Searching for a diagnosis
Michelle wasn’t overly worried either, but she started to track what was going on to see if there was any pattern – a particularly challenging feat, because she was recovering from a traumatic brain injury at the time. Whenever Carson’s cheeks or gums became discolored or swollen, Michelle snapped a photo and added it to a Google drive with dates and notes. “If I didn’t write things down, I just wouldn’t remember,” says Michelle.
After nine months of Carson exhibiting on-and-off symptoms, Michelle decided to seek help from specialists at Boston Children’s Hospital – the same place where Carson was treated for hip dysplasia as a baby.
At first, the otolaryngologist wasn’t sure what was causing Carson’s issues. “We had baffled yet another doctor,” says Michelle, “but I knew if anyone could figure out the problem, it would be Boston Children’s.”
Could it be Crohn’s disease?
The doctor called Michelle within hours, asking if anyone in Carson’s family had Crohn’s disease — a chronic inflammation of the intestinal tract. She answered “no.” He let her know that the Inflammatory Bowel Disease (IBD) Center would take over Carson’s case.
Michelle didn’t panic. “It wasn’t a life-or-death situation. I just figured we were going to stump someone else.”
A week later, Carson was seen at the Boston Children’s IBD Center. After reviewing Michelle’s photos, gastroenterologist Dr. Michael J. Docktor observed Carson and suspected he either had Crohn’s disease or orofacial granulomatosis (OFG), a rare chronic inflammatory condition of the mouth highly associated with Crohn’s disease that often progresses to the bowel. A colonoscopy would help distinguish the two and help provide an answer.
Michelle was careful not to jump to conclusions. “At that point, I didn’t want to know anything about Crohn’s. Nobody knows what’s coming tomorrow, so I don’t worry about what I don’t know.”
Learn more about Dr. Michael J. Docktor in the video below.
Based on the results of the colonoscopy, Docktor confirmed that Carson had OFG, but remained vigilant for the possibility of it advancing to Crohn’s disease. He discussed the condition in depth with the Domeys, and went over the treatment options. “Dr. Docktor is so confident and he really cares. He sees the emotional and psychological side of the patient,” says Michelle. “We loved him right off the bat.”
Parents + doctors = partners in care
Five years have passed since his diagnosis, and 11-year-old Carson feels in control of his condition. He takes biweekly injections of an immunosuppressant to reduce the signs and symptoms of what has evolved to become Crohn’s disease, as predicted.
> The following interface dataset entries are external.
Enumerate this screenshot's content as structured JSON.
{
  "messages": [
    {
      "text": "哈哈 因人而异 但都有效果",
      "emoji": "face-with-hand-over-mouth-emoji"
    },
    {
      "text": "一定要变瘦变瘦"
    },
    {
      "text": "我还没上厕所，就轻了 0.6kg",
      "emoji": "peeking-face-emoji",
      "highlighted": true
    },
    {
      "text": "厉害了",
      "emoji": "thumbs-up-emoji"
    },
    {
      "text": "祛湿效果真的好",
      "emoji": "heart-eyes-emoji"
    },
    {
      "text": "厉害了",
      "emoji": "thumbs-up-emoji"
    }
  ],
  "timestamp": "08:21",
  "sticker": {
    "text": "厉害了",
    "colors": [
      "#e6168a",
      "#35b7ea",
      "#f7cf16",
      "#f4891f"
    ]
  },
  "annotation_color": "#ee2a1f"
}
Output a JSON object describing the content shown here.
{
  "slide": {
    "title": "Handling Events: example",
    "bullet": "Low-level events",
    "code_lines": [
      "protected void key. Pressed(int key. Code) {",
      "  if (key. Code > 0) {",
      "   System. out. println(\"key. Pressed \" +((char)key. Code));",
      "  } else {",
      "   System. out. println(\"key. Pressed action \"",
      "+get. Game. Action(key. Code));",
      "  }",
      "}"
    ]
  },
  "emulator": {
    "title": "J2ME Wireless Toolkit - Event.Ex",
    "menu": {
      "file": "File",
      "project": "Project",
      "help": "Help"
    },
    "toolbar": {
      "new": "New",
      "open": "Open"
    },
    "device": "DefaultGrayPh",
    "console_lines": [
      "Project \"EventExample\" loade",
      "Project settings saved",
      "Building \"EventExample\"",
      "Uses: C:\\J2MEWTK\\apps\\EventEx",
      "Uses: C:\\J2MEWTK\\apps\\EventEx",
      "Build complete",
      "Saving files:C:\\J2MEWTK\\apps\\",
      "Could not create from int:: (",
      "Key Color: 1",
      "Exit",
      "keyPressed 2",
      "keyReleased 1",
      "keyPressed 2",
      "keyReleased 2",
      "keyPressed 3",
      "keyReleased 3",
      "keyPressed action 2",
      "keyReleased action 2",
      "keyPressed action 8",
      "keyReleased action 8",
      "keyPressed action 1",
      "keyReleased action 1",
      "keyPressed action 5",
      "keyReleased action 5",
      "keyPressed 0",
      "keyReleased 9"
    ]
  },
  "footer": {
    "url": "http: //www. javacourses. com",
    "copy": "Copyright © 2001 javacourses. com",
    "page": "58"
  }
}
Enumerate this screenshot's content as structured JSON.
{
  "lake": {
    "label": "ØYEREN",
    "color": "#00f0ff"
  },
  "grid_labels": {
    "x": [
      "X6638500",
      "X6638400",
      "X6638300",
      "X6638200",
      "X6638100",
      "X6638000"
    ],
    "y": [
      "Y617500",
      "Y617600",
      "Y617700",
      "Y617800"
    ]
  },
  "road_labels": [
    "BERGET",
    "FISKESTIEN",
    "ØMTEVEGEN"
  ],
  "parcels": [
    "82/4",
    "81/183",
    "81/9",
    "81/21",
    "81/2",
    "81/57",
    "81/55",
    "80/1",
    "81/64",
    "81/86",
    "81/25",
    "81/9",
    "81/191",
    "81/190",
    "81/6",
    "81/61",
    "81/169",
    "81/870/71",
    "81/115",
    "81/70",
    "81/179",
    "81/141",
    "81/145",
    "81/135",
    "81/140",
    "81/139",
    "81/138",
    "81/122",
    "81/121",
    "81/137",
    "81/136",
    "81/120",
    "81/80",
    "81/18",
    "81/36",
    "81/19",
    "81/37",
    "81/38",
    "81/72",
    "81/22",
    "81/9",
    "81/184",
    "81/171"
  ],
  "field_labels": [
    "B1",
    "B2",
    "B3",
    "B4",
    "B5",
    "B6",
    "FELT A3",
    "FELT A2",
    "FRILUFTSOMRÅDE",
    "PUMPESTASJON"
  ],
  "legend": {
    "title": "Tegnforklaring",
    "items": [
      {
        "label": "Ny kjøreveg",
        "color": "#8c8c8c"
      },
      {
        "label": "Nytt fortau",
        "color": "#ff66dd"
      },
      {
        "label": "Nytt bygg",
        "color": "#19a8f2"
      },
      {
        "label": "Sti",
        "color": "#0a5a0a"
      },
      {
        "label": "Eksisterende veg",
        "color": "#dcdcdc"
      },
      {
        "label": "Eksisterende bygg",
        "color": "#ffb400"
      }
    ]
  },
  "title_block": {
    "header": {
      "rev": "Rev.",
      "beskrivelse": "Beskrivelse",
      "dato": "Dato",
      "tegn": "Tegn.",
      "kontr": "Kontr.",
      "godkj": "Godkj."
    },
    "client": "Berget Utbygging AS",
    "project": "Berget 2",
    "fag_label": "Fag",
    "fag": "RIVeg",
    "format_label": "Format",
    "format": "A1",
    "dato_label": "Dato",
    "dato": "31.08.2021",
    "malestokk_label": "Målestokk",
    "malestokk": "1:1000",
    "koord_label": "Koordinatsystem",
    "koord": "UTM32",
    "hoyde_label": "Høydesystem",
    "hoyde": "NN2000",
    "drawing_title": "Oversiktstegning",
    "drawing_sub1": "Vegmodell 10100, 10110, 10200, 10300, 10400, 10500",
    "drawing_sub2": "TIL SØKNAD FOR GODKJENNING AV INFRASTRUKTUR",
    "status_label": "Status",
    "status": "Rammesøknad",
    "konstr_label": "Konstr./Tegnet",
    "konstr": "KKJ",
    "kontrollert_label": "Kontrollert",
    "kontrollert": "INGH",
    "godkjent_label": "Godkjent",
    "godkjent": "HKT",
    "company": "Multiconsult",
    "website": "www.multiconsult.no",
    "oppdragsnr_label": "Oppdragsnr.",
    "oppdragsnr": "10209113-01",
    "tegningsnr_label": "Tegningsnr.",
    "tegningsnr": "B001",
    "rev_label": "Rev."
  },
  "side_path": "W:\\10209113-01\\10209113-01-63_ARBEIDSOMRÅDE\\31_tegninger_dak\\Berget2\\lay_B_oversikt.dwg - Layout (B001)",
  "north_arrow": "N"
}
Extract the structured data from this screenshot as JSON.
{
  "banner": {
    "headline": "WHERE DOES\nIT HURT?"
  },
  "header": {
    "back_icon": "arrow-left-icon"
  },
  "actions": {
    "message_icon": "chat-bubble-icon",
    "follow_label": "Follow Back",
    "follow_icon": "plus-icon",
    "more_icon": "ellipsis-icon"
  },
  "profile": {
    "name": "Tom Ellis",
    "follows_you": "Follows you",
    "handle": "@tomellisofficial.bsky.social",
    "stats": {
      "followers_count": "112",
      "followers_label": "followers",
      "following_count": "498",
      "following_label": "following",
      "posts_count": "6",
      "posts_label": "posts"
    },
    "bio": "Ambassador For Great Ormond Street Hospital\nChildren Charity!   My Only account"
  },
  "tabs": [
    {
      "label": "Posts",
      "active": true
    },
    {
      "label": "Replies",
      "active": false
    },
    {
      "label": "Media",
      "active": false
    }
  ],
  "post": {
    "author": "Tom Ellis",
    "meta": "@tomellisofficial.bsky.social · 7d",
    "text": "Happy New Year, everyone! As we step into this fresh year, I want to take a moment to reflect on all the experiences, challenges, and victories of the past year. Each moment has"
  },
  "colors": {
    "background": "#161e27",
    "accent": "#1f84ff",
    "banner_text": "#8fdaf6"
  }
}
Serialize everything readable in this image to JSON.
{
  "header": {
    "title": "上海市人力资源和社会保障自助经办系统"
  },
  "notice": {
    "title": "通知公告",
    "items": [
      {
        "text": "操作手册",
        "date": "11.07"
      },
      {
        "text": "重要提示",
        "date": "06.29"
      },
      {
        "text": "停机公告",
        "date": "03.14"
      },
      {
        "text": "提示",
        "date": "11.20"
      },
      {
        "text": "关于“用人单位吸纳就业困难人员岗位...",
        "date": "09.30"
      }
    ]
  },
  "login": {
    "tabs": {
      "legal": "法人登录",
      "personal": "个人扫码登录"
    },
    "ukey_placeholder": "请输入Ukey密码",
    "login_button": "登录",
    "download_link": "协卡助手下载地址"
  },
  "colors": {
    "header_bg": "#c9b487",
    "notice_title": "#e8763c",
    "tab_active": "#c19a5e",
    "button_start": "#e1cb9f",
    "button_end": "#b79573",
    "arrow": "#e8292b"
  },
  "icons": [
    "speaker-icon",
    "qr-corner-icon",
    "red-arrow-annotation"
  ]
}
Though he still has flares, they are few and far between, especially when he gets adequate rest. “It’s up and down, so we take it as it comes,” explains Michelle. “It is a little bit scary, because there’s no cure, and the medication opens Carson up to illness and infection.”
Carson checks in with Docktor, rheumatologist Dr. Fatma Dedeoglu and other specialists in Ophthalmology and Otolaryngology every few months. Michelle – now a member of Boston Children’s Hospital’s Family Advisory Council – still prepares beforehand for every doctor’s visit. “I try to make the most of the time we have with a doctor by going in with concrete information and questions,” she says. “The techniques I learned during my own rehabilitation work really well for all parents managing a child with a chronic illness.”
Carson for president!
Despite the challenges, Carson has found every upside to managing a chronic medical condition, including using it as an opportunity to exercise his political voice. “Having OFG gives me an opportunity to educate my classmates about Crohn’s,” he says. “I tell them about my struggles and what I can do to help myself. They’ve been very understanding.”
Carson also raises over $15,000 each year for the Boston Children’s Hospital Eversource Walk and just last month, he traveled to the Massachusetts State House to make his case for expanding telehealth coverage. “It felt good to be able to have an impact and to make a difference in others,” beams Carson.
Michelle, Docktor and his “dream team” are there for Carson every step of the way on his road to success. “I guide Carson, but I don’t know what it feels like to live in his body every day, so he’s in control,” says Michelle. “It’s hard as a parent to surrender that power to our kids, but we’re not always going to be around to help. As president, Carson certainly won’t have me there all the time to tell him what to do.”